In the height of textile production in the 1940s, company towns--towns within towns--housed thousands of workers and their families. For many of the children that grew up in Cone Mill Villages, White Oak, or Proximity Print Works, the experiences within these mill villages offer sweet memories.
Source:
Our State (NoCar F 251 S77), Vol. 85 Issue 4, September 2017, p156-158, 160, por Periodical Website
Record #:
34901
Abstract:
Windmills used to be a common site in the Outer Banks of North Carolina until the early 20th century. In the 1970’s, one woman set out to build an exact replica using the same techniques as those from the 18th- and 19th centuries and set it up in Nags Head. It has since been restored and moved to Island Farm on Roanoke Island.
Source:
Our State (NoCar F 251 S77), Vol. 85 Issue 1, June 2017, p152-156, il Periodical Website
Full Text:
Record #:
34945
Abstract:
In the mid-1900’s, mill villages became popular as a means to house and provide resources for families working at the textile mills. One mill village child, Judith Sams, recalls how the village she lived in, White Oak, became a self-sustaining town. White Oak ran on the mill schedule and created convenience stores and churches for everyone to attend.
Source:
Our State (NoCar F 251 S77), Vol. 85 Issue 4, September 2017, p156-160, il, por Periodical Website
Record #:
34957
Abstract:
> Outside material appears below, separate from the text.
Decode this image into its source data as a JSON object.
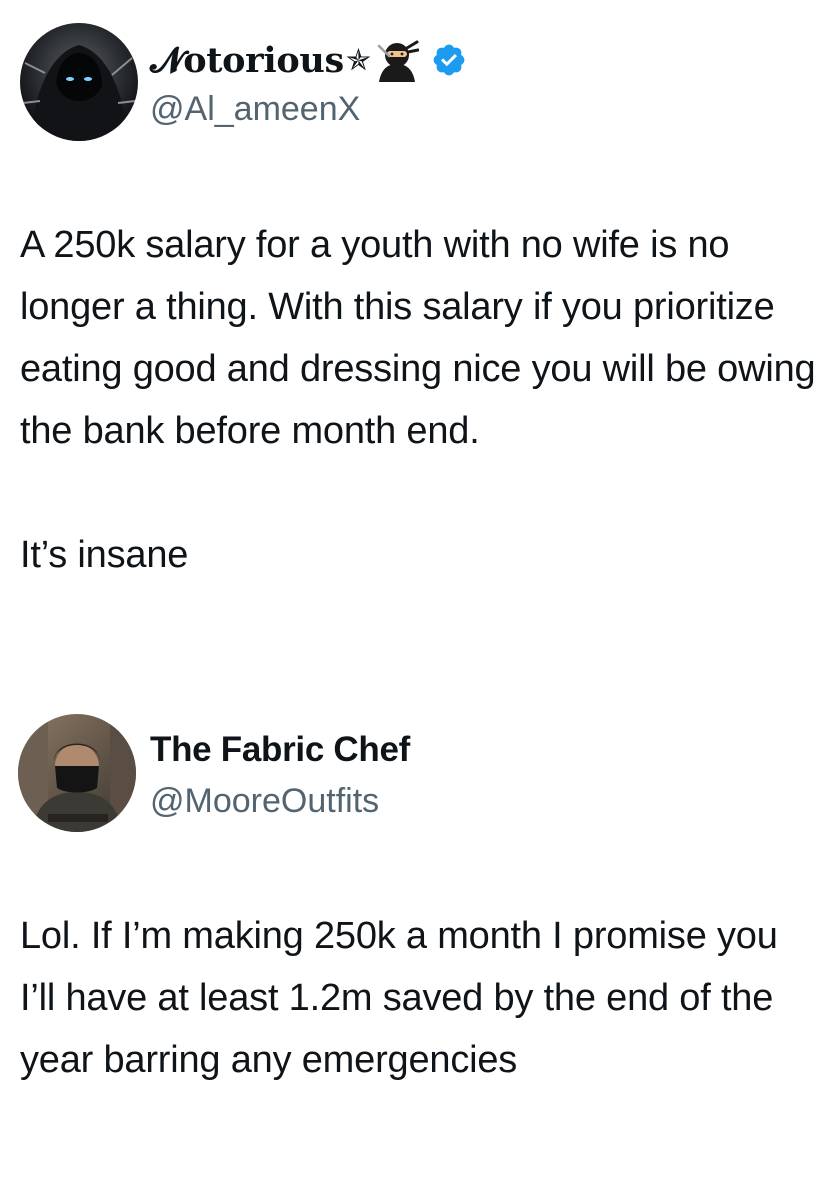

The Crossnore School & Children’s Home, built in 1917, has become famous for its weaving room, created in 1920. The weavers are experts in handloom weaving, using a large loom with materials such as linen, wool, pearl cotton, alpaca, and more.
Source:
Our State (NoCar F 251 S77), Vol. 85 Issue 5, October 2017, p78-82, il, por Periodical Website
Full Text: